I was watching television the other day and saw a commercial for an online game called “Game of War.” I am not a player of these types of games, but it seemed to me that the goal was to capture other kingdoms and build walls to keep your opponents out. I can only imagine that the one with the largest kingdom wins.
The more I thought about it, the premise of “Game of War” reminded me about life inside some automobile dealerships. Each department being its own little (or large) Kingdom, building walls around itself to keep the other kingdoms out and working on its own agenda. Each kingdom possessing its own king (manager) and warriors (employees). Instead of working towards peaceful coexistence, there is an ongoing battle as to who has the largest, most prosperous kingdom, pillaging and working to overthrow the other kingdoms. Just think how well off ALL the kingdoms would be if they were to knock down the walls, parked their egos at the gates, and worked together.
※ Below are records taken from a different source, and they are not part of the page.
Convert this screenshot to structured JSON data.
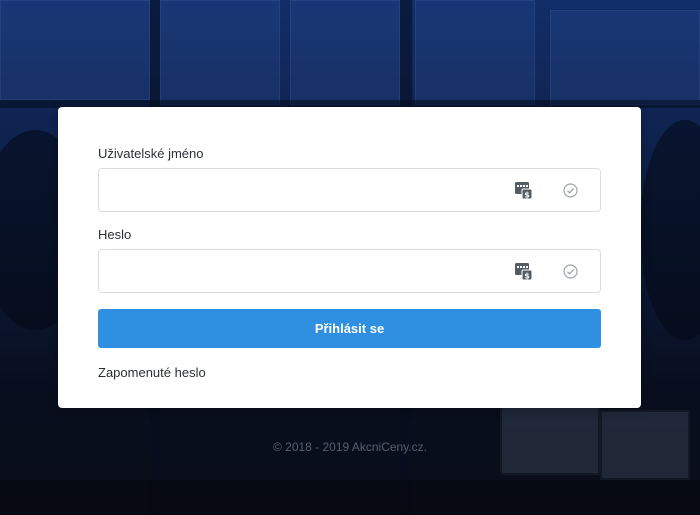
{
  "form": {
    "username_label": "Uživatelské jméno",
    "username_value": "",
    "password_label": "Heslo",
    "password_value": "",
    "submit_label": "Přihlásit se",
    "forgot_label": "Zapomenuté heslo"
  },
  "icons": {
    "password_manager": "password-manager-icon",
    "validation": "check-circle-icon"
  },
  "colors": {
    "accent": "#2f8fe0",
    "card": "#ffffff",
    "text": "#2b2f36",
    "field_border": "#d9dde3"
  },
  "footer": {
    "copyright": "© 2018 - 2019 AkcniCeny.cz."
  }
}
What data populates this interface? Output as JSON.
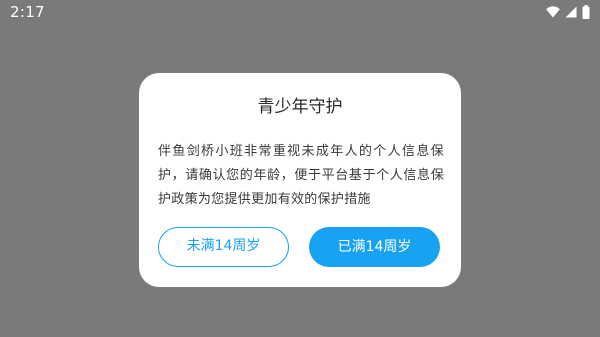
{
  "status_bar": {
    "time": "2:17",
    "icons": [
      "wifi-icon",
      "cellular-signal-icon",
      "battery-icon"
    ]
  },
  "dialog": {
    "title": "青少年守护",
    "message": "伴鱼剑桥小班非常重视未成年人的个人信息保护，请确认您的年龄，便于平台基于个人信息保护政策为您提供更加有效的保护措施",
    "buttons": {
      "under_14_label": "未满14周岁",
      "over_14_label": "已满14周岁"
    }
  },
  "colors": {
    "accent": "#17a3f2",
    "scrim": "#7a7a7a",
    "dialog_bg": "#ffffff"
  }
}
Managers within the organization cannot live within their own kingdoms or departments. They must work at breaking down the walls that divide the kingdoms, and understand each kingdom’s needs and expectations to make sure that the entire organization benefits.
Over the years, I’ve experienced many different methods to break down the walls. One is to have managers and key employees work in other departments. For example, let the service manager work with the parts manager for a week. Allow the service manager to experience the day-to-day activities of the parts department. Not only will there be a renewed appreciation for what it takes to manage a parts department, but it allows the service manager to become familiar with the parts department staff on a more personal level. During this time, the managers can discuss the needs and expectations of their respective departments, and then, working together, develop processes and procedures to meet them. Then have the managers reverse the roles, letting the parts manager spend time with the service manager, experiencing the day-to-day operations and what can be done to strengthen the partnership between the two.
Another method I’ve worked with is having the departmental managers, or spheres of influence of a department, attend other departments’ meetings. One dealership in particular that I was affiliated with was having a very difficult time breaking down the walls, especially between the sales department and the service department. The service department had monthly service meetings, which is quite common, but they also had morning huddles on a daily basis. It was decided that new and used car managers were to attend a morning huddle once a week and they had to bring a sales person with them. They were also required to attend the monthly service meeting. Conversely, the service manager was required to attend one morning sales meeting per week with one of the service advisors. The service manager was also required to attend one of the weekly sales meetings per month. During the managers’ meetings, the Dealer required the sales managers and service manager to report out as to what they experienced.
Over a short period of time, a new respect for the other departments was achieved and the walls began to come down. Ironically, the parts manager and collision manager voluntarily began to attend the sales and service meeting and at times, were even present at the morning huddles. Communication between the departments improved dramatically and during the managers’ meeting, they began to plan and discuss what they needed together as a team to take the dealership to the next level and what each department could do for the other.
In one store I had the privilege of sitting in on an all-store meeting during a dealership visit. The General Manager utilized a different ice breaker exercise to start each meeting. The ice breaker I witnessed was one the general manager said that he liked to use when there were a number of new people in the meeting. He had everyone write their names on a piece of paper along with their position and 3 things about themselves, one of which was a lie. The pieces of paper were then made into paper airplanes and launched. Everyone had to pick up a plane (not their own) and introduce the person who made the plane and try to guess which of the three items was a lie. Now, this is not a new icebreaker, but the manager said that the team liked doing it with new members to the group. There are many icebreakers that can be used; the key is to gain the interaction and lighten the mood. Get the managers and team members from the different departments to talk and interact with each other.
Another method that I always enjoyed was having off site activities such as picnics and ball games. At picnics, I would have organized team activities, softball, kick ball, volleyball, etc., pitting department against department. The caveat was that I would appoint managers to be the captains of the teams, but not their own. So the new car manager was the captain of the service team, the parts manager captained the collision center team, and so on. This allowed the managers an opportunity to get to spend time with the members of other departments. If we had multiple activities, the captains would rotate captaining a different team. Baseball and hockey games were always good for socializing with the team and strengthening the bond.
So how many kingdoms exist within your organization? And what will your first steps be in breaking down those walls that were built when those kingdoms were created? What should your plan be moving forward and how will you communicate it? Get to know the people you work with. Understand what the other managers deal with on a daily basis, and identify their needs and expectations. ALL the departments need to work together as a management team.
Knock down the walls, communicate openly with the other kingdoms, join forces for success, and then enjoy the results. It’s not “Game of War.”